There has long been a request for more research into not only the benefits of A.A. (Alcoholics Anonymous), but how those benefits are achieved. What is it about AA that helps get and keep people sober? I am sure anyone within the AA community would be able to list of several reasons, including: a sense of community, support in common struggles, accountability, having people to hang out with and seeing how we can have relationships and be social in sober situations. However, for research purposes, they have wanted to determine what parts of AA help people stay sober.
Previous Studies Show Benefits of AA
- Help people maintain motivation in sobriety
- Help change social connections and support systems
- Decreased depression
- Increased spirituality
- Helping to give individual confidence in their ability to stay sober in all social settings
- Help create a sense of belonging, community and outreach
“AA is the most commonly sought source of help for alcohol and alcohol-related problems in the United States and has been shown to help people attain and maintain long-term recovery,” says John F. Kelly, PhD., the study leader from Massachusetts General Hospital (MGH), in a new paper to appear in the journal Addiction. “This study is the first to investigate exactly how AA helps individuals recover by examining the independent effects of several mechanisms simultaneously”.
General Findings of AA Study: What Keeps People Sober?
- Spending time with individuals who support recovery efforts: This goes along with the “change people, places and things” we so often hear is part of recovery. If people change not only behaviors, but the people they hang out with, it will support a better chance at recovery. It helps give individuals the confidence and hope that recovery and sobriety is possible. It gives people not only support, but a new community to engage in social settings.
- There is support for the 90 meetings in 90 days mantra you hear so often about AA meetings: The more meetings you attend in the first 3 months of sobriety, the greater the chances are to stay sober for the next year.
“The results suggest that social context factors are key; the people who associate with individuals attempting to begin recovery can be crucial to their likelihood of success,” says Kelly.
Recovery and Support Systems
I have long been a supporter of creating communities of support to help people feel less alone, to give a place where people can talk safely, and be able to talk with people who have been through the struggle and can help show that recovery is indeed possible and is happening on a daily basis. I went to AA for months when I got out of rehab, often to two meetings a day, and hung out the rest of the day with people from the place playing games, to help me stay sober. Often when you leave rehab, the concern is you will not only return to the same old behaviors, but isolate or return to the people you had hung out with before. My biggest challenge was isolation. It was when hiding I was in the most danger. I found it empowering to be around other young people who had gotten sober and had long periods of sobriety. They showed me that you can live, be social and have fun while staying sober. That was a large gift I received from AA.

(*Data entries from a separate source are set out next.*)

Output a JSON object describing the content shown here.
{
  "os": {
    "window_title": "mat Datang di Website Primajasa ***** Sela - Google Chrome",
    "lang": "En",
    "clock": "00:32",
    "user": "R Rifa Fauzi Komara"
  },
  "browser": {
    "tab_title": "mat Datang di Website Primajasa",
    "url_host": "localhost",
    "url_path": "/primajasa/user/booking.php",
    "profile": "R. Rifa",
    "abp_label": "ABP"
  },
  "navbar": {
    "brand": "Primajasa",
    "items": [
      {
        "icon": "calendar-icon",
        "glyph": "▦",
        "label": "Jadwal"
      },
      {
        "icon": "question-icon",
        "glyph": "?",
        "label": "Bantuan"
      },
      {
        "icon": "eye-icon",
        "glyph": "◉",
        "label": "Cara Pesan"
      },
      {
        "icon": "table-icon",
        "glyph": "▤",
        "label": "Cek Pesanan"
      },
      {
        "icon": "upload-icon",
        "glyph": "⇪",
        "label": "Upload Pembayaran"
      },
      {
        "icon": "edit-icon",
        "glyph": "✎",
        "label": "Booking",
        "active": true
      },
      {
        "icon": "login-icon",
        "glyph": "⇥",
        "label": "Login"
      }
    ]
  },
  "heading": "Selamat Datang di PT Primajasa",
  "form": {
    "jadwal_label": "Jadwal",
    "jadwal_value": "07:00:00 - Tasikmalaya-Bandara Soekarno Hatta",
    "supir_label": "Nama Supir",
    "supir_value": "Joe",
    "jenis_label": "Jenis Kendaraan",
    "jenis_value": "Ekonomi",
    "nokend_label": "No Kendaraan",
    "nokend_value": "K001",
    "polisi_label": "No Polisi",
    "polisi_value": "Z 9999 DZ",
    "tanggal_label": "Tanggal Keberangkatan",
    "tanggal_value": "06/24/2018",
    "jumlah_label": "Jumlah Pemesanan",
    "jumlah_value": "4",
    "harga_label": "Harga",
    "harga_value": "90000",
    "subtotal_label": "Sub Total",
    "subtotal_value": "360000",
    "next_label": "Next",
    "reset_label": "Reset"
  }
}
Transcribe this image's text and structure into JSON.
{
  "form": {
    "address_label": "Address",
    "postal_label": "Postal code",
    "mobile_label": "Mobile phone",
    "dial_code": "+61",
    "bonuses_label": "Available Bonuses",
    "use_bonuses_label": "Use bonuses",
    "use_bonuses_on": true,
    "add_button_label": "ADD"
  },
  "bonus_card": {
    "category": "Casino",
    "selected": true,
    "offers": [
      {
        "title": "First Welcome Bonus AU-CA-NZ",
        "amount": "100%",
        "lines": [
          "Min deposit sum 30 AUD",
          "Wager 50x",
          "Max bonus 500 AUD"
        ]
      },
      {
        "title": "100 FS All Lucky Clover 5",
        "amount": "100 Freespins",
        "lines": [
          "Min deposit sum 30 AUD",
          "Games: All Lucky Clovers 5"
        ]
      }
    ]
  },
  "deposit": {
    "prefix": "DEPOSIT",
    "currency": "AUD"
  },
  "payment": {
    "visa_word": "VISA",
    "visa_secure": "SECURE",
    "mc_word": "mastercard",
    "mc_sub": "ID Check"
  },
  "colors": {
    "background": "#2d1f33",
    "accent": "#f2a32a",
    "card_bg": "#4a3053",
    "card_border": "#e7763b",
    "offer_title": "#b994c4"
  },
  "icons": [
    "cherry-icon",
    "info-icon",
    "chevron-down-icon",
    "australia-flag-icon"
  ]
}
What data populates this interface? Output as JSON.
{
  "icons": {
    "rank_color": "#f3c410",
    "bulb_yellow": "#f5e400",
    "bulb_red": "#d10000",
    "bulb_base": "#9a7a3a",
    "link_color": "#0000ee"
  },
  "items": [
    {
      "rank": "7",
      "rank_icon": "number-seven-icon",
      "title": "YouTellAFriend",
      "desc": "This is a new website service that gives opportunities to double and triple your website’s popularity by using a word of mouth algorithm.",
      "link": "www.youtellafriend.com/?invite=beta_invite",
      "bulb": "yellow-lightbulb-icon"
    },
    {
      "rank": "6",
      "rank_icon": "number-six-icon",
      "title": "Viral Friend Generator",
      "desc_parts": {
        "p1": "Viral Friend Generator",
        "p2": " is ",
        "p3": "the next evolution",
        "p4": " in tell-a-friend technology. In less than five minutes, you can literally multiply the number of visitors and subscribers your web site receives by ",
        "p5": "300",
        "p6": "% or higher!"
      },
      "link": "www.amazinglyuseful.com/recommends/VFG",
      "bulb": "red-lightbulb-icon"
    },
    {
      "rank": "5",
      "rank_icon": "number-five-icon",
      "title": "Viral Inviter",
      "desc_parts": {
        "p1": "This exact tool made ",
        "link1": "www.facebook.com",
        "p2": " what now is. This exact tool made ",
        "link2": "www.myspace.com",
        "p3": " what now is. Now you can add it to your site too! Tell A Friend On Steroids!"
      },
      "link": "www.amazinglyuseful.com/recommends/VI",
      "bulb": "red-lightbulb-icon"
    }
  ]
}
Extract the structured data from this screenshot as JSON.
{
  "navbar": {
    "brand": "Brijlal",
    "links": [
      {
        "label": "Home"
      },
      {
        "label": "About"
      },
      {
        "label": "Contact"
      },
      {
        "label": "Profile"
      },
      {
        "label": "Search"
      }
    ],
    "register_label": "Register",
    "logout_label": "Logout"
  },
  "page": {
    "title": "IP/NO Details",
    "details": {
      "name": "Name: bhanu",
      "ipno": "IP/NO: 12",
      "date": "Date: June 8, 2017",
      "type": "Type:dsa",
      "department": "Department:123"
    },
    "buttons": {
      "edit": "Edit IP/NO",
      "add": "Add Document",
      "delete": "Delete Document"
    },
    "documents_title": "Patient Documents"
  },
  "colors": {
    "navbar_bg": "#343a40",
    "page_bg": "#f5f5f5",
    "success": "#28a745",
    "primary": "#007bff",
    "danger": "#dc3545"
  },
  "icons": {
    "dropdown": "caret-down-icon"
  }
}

Although I do not go to AA now, I know the power of a sense of community and social connections in recovery. Whether we go to support groups, do online support chats, participate and blog, use twitter as a support tool, it is all about social connection. I believe it is one of the large keys to the recovery puzzle.
How crucial are social connections to your own recovery?